* EXERCISE BRIEF *
Return each entry exactly, with none missing.

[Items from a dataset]
##############################

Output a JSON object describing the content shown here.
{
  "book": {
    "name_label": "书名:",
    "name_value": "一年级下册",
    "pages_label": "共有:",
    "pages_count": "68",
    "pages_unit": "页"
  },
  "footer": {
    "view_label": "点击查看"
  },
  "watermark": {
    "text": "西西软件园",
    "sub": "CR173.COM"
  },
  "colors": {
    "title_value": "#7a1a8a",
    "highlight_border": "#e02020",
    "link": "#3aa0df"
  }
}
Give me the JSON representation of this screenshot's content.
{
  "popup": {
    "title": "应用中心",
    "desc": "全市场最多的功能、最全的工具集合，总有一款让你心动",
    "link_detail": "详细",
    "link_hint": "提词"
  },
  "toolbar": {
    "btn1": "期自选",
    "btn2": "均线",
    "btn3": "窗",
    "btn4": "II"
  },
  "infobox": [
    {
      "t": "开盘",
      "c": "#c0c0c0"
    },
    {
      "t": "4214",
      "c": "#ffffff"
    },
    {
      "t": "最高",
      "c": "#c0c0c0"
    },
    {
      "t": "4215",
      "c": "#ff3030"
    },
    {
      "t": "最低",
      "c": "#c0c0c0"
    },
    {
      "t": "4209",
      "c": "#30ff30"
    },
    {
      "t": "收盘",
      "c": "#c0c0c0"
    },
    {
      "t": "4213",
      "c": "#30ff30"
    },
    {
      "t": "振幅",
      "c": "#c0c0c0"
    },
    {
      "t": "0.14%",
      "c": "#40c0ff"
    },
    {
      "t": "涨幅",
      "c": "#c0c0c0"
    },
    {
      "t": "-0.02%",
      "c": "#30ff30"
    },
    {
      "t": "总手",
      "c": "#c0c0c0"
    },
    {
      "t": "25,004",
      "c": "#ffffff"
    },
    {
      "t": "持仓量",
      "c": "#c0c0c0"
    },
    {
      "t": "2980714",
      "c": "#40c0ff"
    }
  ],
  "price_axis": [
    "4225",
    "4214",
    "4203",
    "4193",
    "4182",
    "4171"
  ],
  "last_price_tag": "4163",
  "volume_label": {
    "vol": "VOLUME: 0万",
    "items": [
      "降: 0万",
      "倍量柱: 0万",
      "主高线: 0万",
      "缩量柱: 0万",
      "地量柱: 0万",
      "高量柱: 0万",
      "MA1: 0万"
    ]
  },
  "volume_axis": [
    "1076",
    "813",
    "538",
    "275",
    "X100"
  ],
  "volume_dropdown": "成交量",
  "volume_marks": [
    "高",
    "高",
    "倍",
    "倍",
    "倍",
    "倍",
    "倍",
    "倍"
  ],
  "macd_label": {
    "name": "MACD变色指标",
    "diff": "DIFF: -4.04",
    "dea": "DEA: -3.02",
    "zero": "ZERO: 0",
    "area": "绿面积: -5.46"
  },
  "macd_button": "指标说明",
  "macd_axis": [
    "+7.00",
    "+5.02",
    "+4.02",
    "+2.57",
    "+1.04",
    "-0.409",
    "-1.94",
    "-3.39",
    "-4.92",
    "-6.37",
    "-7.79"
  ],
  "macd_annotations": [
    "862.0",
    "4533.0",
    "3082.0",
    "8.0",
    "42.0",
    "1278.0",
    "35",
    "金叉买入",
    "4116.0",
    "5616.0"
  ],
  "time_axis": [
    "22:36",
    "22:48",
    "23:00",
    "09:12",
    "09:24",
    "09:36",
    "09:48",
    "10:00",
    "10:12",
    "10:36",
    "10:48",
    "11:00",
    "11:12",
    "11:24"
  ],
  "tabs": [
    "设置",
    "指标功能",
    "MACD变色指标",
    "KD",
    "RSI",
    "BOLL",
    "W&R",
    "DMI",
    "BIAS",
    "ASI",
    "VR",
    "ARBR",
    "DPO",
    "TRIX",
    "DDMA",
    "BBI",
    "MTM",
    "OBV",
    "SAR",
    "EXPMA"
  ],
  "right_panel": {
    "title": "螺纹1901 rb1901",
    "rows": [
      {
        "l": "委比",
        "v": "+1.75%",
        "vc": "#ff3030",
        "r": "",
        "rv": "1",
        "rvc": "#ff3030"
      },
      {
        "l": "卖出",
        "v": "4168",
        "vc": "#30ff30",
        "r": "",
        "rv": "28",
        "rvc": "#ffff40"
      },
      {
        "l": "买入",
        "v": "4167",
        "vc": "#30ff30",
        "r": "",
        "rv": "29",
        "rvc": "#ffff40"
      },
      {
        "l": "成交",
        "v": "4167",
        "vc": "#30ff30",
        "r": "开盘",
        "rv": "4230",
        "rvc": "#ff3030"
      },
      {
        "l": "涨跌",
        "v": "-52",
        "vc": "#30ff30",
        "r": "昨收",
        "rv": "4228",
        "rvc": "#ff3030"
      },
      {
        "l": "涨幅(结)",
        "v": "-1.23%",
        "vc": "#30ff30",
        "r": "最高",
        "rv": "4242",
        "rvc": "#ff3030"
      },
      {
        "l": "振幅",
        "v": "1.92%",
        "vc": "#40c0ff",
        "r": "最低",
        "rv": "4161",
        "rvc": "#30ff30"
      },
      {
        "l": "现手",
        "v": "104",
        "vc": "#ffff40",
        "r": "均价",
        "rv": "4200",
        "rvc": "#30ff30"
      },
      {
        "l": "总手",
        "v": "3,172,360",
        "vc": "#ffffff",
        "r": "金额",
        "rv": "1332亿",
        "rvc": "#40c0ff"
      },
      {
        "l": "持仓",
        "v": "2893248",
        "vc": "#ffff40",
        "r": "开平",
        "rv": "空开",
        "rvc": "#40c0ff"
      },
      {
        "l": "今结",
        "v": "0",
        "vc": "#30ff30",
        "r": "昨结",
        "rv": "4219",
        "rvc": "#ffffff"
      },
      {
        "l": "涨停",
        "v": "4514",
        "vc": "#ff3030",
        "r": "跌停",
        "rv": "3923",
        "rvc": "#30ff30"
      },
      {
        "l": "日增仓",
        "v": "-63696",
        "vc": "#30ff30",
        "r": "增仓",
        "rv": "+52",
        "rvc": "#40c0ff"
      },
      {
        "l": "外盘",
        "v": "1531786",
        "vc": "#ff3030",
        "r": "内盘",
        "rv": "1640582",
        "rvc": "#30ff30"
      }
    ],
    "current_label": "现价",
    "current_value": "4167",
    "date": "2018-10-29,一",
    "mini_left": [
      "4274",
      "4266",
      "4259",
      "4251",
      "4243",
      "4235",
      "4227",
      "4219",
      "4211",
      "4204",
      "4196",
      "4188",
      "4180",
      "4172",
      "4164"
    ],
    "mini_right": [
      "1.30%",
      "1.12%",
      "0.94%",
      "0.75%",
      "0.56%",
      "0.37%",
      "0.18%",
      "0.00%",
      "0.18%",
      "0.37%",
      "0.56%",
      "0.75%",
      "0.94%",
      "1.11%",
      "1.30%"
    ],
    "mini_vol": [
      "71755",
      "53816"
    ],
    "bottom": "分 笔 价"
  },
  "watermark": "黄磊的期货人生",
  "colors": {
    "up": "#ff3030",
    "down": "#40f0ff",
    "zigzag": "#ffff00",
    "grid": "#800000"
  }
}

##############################

* YOUR SOLUTION *
Output a JSON object describing the content shown here.
{
  "book": {
    "name_label": "书名:",
    "name_value": "一年级下册",
    "pages_label": "共有:",
    "pages_count": "68",
    "pages_unit": "页"
  },
  "footer": {
    "view_label": "点击查看"
  },
  "watermark": {
    "text": "西西软件园",
    "sub": "CR173.COM"
  },
  "colors": {
    "title_value": "#7a1a8a",
    "highlight_border": "#e02020",
    "link": "#3aa0df"
  }
}
Give me the JSON representation of this screenshot's content.
{
  "popup": {
    "title": "应用中心",
    "desc": "全市场最多的功能、最全的工具集合，总有一款让你心动",
    "link_detail": "详细",
    "link_hint": "提词"
  },
  "toolbar": {
    "btn1": "期自选",
    "btn2": "均线",
    "btn3": "窗",
    "btn4": "II"
  },
  "infobox": [
    {
      "t": "开盘",
      "c": "#c0c0c0"
    },
    {
      "t": "4214",
      "c": "#ffffff"
    },
    {
      "t": "最高",
      "c": "#c0c0c0"
    },
    {
      "t": "4215",
      "c": "#ff3030"
    },
    {
      "t": "最低",
      "c": "#c0c0c0"
    },
    {
      "t": "4209",
      "c": "#30ff30"
    },
    {
      "t": "收盘",
      "c": "#c0c0c0"
    },
    {
      "t": "4213",
      "c": "#30ff30"
    },
    {
      "t": "振幅",
      "c": "#c0c0c0"
    },
    {
      "t": "0.14%",
      "c": "#40c0ff"
    },
    {
      "t": "涨幅",
      "c": "#c0c0c0"
    },
    {
      "t": "-0.02%",
      "c": "#30ff30"
    },
    {
      "t": "总手",
      "c": "#c0c0c0"
    },
    {
      "t": "25,004",
      "c": "#ffffff"
    },
    {
      "t": "持仓量",
      "c": "#c0c0c0"
    },
    {
      "t": "2980714",
      "c": "#40c0ff"
    }
  ],
  "price_axis": [
    "4225",
    "4214",
    "4203",
    "4193",
    "4182",
    "4171"
  ],
  "last_price_tag": "4163",
  "volume_label": {
    "vol": "VOLUME: 0万",
    "items": [
      "降: 0万",
      "倍量柱: 0万",
      "主高线: 0万",
      "缩量柱: 0万",
      "地量柱: 0万",
      "高量柱: 0万",
      "MA1: 0万"
    ]
  },
  "volume_axis": [
    "1076",
    "813",
    "538",
    "275",
    "X100"
  ],
  "volume_dropdown": "成交量",
  "volume_marks": [
    "高",
    "高",
    "倍",
    "倍",
    "倍",
    "倍",
    "倍",
    "倍"
  ],
  "macd_label": {
    "name": "MACD变色指标",
    "diff": "DIFF: -4.04",
    "dea": "DEA: -3.02",
    "zero": "ZERO: 0",
    "area": "绿面积: -5.46"
  },
  "macd_button": "指标说明",
  "macd_axis": [
    "+7.00",
    "+5.02",
    "+4.02",
    "+2.57",
    "+1.04",
    "-0.409",
    "-1.94",
    "-3.39",
    "-4.92",
    "-6.37",
    "-7.79"
  ],
  "macd_annotations": [
    "862.0",
    "4533.0",
    "3082.0",
    "8.0",
    "42.0",
    "1278.0",
    "35",
    "金叉买入",
    "4116.0",
    "5616.0"
  ],
  "time_axis": [
    "22:36",
    "22:48",
    "23:00",
    "09:12",
    "09:24",
    "09:36",
    "09:48",
    "10:00",
    "10:12",
    "10:36",
    "10:48",
    "11:00",
    "11:12",
    "11:24"
  ],
  "tabs": [
    "设置",
    "指标功能",
    "MACD变色指标",
    "KD",
    "RSI",
    "BOLL",
    "W&R",
    "DMI",
    "BIAS",
    "ASI",
    "VR",
    "ARBR",
    "DPO",
    "TRIX",
    "DDMA",
    "BBI",
    "MTM",
    "OBV",
    "SAR",
    "EXPMA"
  ],
  "right_panel": {
    "title": "螺纹1901 rb1901",
    "rows": [
      {
        "l": "委比",
        "v": "+1.75%",
        "vc": "#ff3030",
        "r": "",
        "rv": "1",
        "rvc": "#ff3030"
      },
      {
        "l": "卖出",
        "v": "4168",
        "vc": "#30ff30",
        "r": "",
        "rv": "28",
        "rvc": "#ffff40"
      },
      {
        "l": "买入",
        "v": "4167",
        "vc": "#30ff30",
        "r": "",
        "rv": "29",
        "rvc": "#ffff40"
      },
      {
        "l": "成交",
        "v": "4167",
        "vc": "#30ff30",
        "r": "开盘",
        "rv": "4230",
        "rvc": "#ff3030"
      },
      {
        "l": "涨跌",
        "v": "-52",
        "vc": "#30ff30",
        "r": "昨收",
        "rv": "4228",
        "rvc": "#ff3030"
      },
      {
        "l": "涨幅(结)",
        "v": "-1.23%",
        "vc": "#30ff30",
        "r": "最高",
        "rv": "4242",
        "rvc": "#ff3030"
      },
      {
        "l": "振幅",
        "v": "1.92%",
        "vc": "#40c0ff",
        "r": "最低",
        "rv": "4161",
        "rvc": "#30ff30"
      },
      {
        "l": "现手",
        "v": "104",
        "vc": "#ffff40",
        "r": "均价",
        "rv": "4200",
        "rvc": "#30ff30"
      },
      {
        "l": "总手",
        "v": "3,172,360",
        "vc": "#ffffff",
        "r": "金额",
        "rv": "1332亿",
        "rvc": "#40c0ff"
      },
      {
        "l": "持仓",
        "v": "2893248",
        "vc": "#ffff40",
        "r": "开平",
        "rv": "空开",
        "rvc": "#40c0ff"
      },
      {
        "l": "今结",
        "v": "0",
        "vc": "#30ff30",
        "r": "昨结",
        "rv": "4219",
        "rvc": "#ffffff"
      },
      {
        "l": "涨停",
        "v": "4514",
        "vc": "#ff3030",
        "r": "跌停",
        "rv": "3923",
        "rvc": "#30ff30"
      },
      {
        "l": "日增仓",
        "v": "-63696",
        "vc": "#30ff30",
        "r": "增仓",
        "rv": "+52",
        "rvc": "#40c0ff"
      },
      {
        "l": "外盘",
        "v": "1531786",
        "vc": "#ff3030",
        "r": "内盘",
        "rv": "1640582",
        "rvc": "#30ff30"
      }
    ],
    "current_label": "现价",
    "current_value": "4167",
    "date": "2018-10-29,一",
    "mini_left": [
      "4274",
      "4266",
      "4259",
      "4251",
      "4243",
      "4235",
      "4227",
      "4219",
      "4211",
      "4204",
      "4196",
      "4188",
      "4180",
      "4172",
      "4164"
    ],
    "mini_right": [
      "1.30%",
      "1.12%",
      "0.94%",
      "0.75%",
      "0.56%",
      "0.37%",
      "0.18%",
      "0.00%",
      "0.18%",
      "0.37%",
      "0.56%",
      "0.75%",
      "0.94%",
      "1.11%",
      "1.30%"
    ],
    "mini_vol": [
      "71755",
      "53816"
    ],
    "bottom": "分 笔 价"
  },
  "watermark": "黄磊的期货人生",
  "colors": {
    "up": "#ff3030",
    "down": "#40f0ff",
    "zigzag": "#ffff00",
    "grid": "#800000"
  }
}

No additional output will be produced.